### DATA SHOWN
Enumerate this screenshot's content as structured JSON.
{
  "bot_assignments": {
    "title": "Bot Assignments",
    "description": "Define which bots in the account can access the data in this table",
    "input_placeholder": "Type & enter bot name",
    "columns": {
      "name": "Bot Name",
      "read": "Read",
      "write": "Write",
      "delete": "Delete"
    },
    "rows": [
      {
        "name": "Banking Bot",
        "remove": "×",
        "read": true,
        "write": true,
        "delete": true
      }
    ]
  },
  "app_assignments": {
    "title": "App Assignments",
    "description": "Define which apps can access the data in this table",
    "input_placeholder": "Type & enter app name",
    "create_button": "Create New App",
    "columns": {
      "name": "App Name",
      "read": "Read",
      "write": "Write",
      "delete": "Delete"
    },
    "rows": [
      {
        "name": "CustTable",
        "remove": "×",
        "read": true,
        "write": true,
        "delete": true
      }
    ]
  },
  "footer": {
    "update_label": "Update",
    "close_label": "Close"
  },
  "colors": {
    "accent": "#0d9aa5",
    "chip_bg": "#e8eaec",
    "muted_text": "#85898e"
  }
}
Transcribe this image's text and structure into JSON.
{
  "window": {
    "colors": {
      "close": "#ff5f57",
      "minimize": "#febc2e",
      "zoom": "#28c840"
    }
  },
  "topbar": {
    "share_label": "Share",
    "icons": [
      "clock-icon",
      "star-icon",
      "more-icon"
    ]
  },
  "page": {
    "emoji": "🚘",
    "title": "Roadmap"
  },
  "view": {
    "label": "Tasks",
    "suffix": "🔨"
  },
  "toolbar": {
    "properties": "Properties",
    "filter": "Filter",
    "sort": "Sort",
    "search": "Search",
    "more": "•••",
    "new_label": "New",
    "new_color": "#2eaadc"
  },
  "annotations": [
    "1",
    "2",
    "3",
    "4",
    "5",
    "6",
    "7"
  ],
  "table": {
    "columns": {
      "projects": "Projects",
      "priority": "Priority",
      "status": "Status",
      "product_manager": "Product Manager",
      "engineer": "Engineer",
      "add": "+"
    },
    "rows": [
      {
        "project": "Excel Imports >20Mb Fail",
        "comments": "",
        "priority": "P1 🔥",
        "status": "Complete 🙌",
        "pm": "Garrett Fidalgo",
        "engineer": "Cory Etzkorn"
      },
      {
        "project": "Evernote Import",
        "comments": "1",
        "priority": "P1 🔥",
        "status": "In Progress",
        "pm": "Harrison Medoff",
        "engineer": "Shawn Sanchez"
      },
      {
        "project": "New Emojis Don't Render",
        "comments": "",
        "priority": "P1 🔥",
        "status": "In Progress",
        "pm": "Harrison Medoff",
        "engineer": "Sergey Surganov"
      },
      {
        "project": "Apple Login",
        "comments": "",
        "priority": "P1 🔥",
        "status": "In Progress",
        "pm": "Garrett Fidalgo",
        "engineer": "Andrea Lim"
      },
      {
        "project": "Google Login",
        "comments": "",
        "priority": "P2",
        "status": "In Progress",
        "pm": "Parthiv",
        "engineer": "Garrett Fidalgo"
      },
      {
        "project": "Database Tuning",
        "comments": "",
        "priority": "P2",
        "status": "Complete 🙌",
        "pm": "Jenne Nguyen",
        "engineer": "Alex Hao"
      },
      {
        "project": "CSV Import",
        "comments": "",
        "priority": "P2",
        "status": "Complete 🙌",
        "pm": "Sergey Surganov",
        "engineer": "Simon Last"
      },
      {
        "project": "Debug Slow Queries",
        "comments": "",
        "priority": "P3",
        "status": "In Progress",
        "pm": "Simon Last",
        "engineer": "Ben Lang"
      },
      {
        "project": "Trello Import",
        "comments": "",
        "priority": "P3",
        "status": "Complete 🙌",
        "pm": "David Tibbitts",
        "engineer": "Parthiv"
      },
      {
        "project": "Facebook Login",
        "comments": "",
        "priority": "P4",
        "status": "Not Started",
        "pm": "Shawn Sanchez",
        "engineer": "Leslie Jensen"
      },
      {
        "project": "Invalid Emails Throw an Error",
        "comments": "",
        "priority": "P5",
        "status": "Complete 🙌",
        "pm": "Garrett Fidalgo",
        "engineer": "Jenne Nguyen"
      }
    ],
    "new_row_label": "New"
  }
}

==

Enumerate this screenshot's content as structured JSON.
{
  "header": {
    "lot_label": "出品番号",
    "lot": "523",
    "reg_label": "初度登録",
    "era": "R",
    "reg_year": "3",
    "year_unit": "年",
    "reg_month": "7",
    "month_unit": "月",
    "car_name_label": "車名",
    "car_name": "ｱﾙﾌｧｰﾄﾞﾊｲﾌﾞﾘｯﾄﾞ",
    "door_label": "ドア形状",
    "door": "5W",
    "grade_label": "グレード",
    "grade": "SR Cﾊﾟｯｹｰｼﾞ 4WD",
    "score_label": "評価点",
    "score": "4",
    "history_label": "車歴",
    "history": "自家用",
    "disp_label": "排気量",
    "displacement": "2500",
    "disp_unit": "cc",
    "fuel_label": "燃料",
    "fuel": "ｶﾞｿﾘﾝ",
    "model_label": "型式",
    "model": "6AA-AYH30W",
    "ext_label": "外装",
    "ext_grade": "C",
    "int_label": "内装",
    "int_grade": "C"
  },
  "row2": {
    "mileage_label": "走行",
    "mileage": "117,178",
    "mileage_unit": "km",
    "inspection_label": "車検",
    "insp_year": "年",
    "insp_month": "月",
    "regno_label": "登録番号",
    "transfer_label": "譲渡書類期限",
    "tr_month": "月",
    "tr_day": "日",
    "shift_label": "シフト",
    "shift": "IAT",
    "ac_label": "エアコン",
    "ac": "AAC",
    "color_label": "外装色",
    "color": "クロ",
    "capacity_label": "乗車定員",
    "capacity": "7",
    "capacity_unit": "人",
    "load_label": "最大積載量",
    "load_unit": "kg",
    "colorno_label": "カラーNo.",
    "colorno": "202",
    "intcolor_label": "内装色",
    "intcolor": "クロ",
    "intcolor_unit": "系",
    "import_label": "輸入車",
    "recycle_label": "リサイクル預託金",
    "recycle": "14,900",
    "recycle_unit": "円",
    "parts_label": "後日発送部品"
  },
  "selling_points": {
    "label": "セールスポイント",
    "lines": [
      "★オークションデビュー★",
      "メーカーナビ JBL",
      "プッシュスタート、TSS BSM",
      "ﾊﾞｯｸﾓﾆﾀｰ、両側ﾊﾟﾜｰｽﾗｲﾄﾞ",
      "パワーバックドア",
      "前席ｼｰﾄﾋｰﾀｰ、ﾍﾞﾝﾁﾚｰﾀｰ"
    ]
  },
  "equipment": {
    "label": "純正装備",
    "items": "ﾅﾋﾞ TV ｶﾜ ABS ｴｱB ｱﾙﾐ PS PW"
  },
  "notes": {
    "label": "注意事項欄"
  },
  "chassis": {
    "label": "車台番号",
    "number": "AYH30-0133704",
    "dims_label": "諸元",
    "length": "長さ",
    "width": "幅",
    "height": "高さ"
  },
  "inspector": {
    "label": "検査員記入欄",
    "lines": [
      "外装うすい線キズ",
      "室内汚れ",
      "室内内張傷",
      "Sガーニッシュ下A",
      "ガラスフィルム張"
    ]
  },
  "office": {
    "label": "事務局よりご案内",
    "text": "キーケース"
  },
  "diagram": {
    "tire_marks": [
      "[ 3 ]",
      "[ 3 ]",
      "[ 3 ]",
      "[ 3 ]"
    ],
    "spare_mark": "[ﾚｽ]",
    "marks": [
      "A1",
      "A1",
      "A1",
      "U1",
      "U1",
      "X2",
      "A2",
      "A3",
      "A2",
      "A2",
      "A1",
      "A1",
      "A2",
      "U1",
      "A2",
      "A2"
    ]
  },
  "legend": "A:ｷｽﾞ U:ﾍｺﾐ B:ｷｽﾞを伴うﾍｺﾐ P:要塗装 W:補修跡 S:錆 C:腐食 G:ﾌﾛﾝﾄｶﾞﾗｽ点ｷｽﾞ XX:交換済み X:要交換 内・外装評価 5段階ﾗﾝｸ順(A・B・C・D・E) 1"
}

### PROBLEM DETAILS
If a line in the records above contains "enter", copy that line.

### RESPONSE TO THE TASK
    "input_placeholder": "Type & enter bot name",
    "input_placeholder": "Type & enter app name",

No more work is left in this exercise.